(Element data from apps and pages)
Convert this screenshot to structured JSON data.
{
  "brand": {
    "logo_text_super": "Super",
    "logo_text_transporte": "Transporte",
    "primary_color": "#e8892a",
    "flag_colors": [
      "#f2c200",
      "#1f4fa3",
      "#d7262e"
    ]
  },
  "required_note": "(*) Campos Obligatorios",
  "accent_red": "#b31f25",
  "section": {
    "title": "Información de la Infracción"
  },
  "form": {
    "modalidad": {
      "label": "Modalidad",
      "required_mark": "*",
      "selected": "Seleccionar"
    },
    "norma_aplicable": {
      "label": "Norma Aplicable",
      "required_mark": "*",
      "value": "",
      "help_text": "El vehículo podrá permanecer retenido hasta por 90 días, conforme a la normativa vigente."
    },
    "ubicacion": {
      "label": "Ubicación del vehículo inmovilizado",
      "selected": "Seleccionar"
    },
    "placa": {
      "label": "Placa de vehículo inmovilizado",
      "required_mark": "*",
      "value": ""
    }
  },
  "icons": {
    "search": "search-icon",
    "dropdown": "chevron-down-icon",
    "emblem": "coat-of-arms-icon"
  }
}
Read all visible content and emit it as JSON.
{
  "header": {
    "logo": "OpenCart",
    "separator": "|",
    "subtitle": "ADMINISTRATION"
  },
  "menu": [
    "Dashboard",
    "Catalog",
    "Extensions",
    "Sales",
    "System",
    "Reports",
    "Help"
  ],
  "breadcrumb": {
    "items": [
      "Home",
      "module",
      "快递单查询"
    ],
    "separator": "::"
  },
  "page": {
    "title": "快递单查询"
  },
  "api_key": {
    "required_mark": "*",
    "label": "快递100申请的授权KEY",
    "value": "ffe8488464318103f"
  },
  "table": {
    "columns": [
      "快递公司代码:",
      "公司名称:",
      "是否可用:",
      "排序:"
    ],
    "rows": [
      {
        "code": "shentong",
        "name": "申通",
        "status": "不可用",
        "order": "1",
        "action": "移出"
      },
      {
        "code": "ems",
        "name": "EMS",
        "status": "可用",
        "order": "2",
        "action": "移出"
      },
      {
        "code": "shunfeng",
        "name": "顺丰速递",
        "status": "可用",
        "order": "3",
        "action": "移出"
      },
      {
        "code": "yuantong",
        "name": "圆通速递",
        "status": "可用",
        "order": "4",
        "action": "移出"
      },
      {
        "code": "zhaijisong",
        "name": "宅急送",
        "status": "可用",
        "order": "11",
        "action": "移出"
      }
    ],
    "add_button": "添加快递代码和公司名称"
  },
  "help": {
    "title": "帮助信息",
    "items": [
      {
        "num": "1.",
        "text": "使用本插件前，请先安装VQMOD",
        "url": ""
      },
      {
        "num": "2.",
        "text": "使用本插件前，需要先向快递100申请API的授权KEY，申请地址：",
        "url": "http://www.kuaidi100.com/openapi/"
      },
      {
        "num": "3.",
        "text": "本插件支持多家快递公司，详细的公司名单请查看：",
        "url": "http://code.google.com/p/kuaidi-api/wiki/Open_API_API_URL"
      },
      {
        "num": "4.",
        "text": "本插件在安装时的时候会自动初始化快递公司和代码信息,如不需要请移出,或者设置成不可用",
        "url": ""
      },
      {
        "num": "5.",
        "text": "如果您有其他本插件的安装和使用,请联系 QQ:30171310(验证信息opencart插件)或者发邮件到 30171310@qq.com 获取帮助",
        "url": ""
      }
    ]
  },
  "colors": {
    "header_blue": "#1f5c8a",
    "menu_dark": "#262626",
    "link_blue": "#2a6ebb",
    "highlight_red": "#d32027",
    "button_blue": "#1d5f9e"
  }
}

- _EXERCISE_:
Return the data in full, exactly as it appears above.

- _ANSWER TO THIS EXERCISE_:
Convert this screenshot to structured JSON data.
{
  "brand": {
    "logo_text_super": "Super",
    "logo_text_transporte": "Transporte",
    "primary_color": "#e8892a",
    "flag_colors": [
      "#f2c200",
      "#1f4fa3",
      "#d7262e"
    ]
  },
  "required_note": "(*) Campos Obligatorios",
  "accent_red": "#b31f25",
  "section": {
    "title": "Información de la Infracción"
  },
  "form": {
    "modalidad": {
      "label": "Modalidad",
      "required_mark": "*",
      "selected": "Seleccionar"
    },
    "norma_aplicable": {
      "label": "Norma Aplicable",
      "required_mark": "*",
      "value": "",
      "help_text": "El vehículo podrá permanecer retenido hasta por 90 días, conforme a la normativa vigente."
    },
    "ubicacion": {
      "label": "Ubicación del vehículo inmovilizado",
      "selected": "Seleccionar"
    },
    "placa": {
      "label": "Placa de vehículo inmovilizado",
      "required_mark": "*",
      "value": ""
    }
  },
  "icons": {
    "search": "search-icon",
    "dropdown": "chevron-down-icon",
    "emblem": "coat-of-arms-icon"
  }
}
Read all visible content and emit it as JSON.
{
  "header": {
    "logo": "OpenCart",
    "separator": "|",
    "subtitle": "ADMINISTRATION"
  },
  "menu": [
    "Dashboard",
    "Catalog",
    "Extensions",
    "Sales",
    "System",
    "Reports",
    "Help"
  ],
  "breadcrumb": {
    "items": [
      "Home",
      "module",
      "快递单查询"
    ],
    "separator": "::"
  },
  "page": {
    "title": "快递单查询"
  },
  "api_key": {
    "required_mark": "*",
    "label": "快递100申请的授权KEY",
    "value": "ffe8488464318103f"
  },
  "table": {
    "columns": [
      "快递公司代码:",
      "公司名称:",
      "是否可用:",
      "排序:"
    ],
    "rows": [
      {
        "code": "shentong",
        "name": "申通",
        "status": "不可用",
        "order": "1",
        "action": "移出"
      },
      {
        "code": "ems",
        "name": "EMS",
        "status": "可用",
        "order": "2",
        "action": "移出"
      },
      {
        "code": "shunfeng",
        "name": "顺丰速递",
        "status": "可用",
        "order": "3",
        "action": "移出"
      },
      {
        "code": "yuantong",
        "name": "圆通速递",
        "status": "可用",
        "order": "4",
        "action": "移出"
      },
      {
        "code": "zhaijisong",
        "name": "宅急送",
        "status": "可用",
        "order": "11",
        "action": "移出"
      }
    ],
    "add_button": "添加快递代码和公司名称"
  },
  "help": {
    "title": "帮助信息",
    "items": [
      {
        "num": "1.",
        "text": "使用本插件前，请先安装VQMOD",
        "url": ""
      },
      {
        "num": "2.",
        "text": "使用本插件前，需要先向快递100申请API的授权KEY，申请地址：",
        "url": "http://www.kuaidi100.com/openapi/"
      },
      {
        "num": "3.",
        "text": "本插件支持多家快递公司，详细的公司名单请查看：",
        "url": "http://code.google.com/p/kuaidi-api/wiki/Open_API_API_URL"
      },
      {
        "num": "4.",
        "text": "本插件在安装时的时候会自动初始化快递公司和代码信息,如不需要请移出,或者设置成不可用",
        "url": ""
      },
      {
        "num": "5.",
        "text": "如果您有其他本插件的安装和使用,请联系 QQ:30171310(验证信息opencart插件)或者发邮件到 30171310@qq.com 获取帮助",
        "url": ""
      }
    ]
  },
  "colors": {
    "header_blue": "#1f5c8a",
    "menu_dark": "#262626",
    "link_blue": "#2a6ebb",
    "highlight_red": "#d32027",
    "button_blue": "#1d5f9e"
  }
}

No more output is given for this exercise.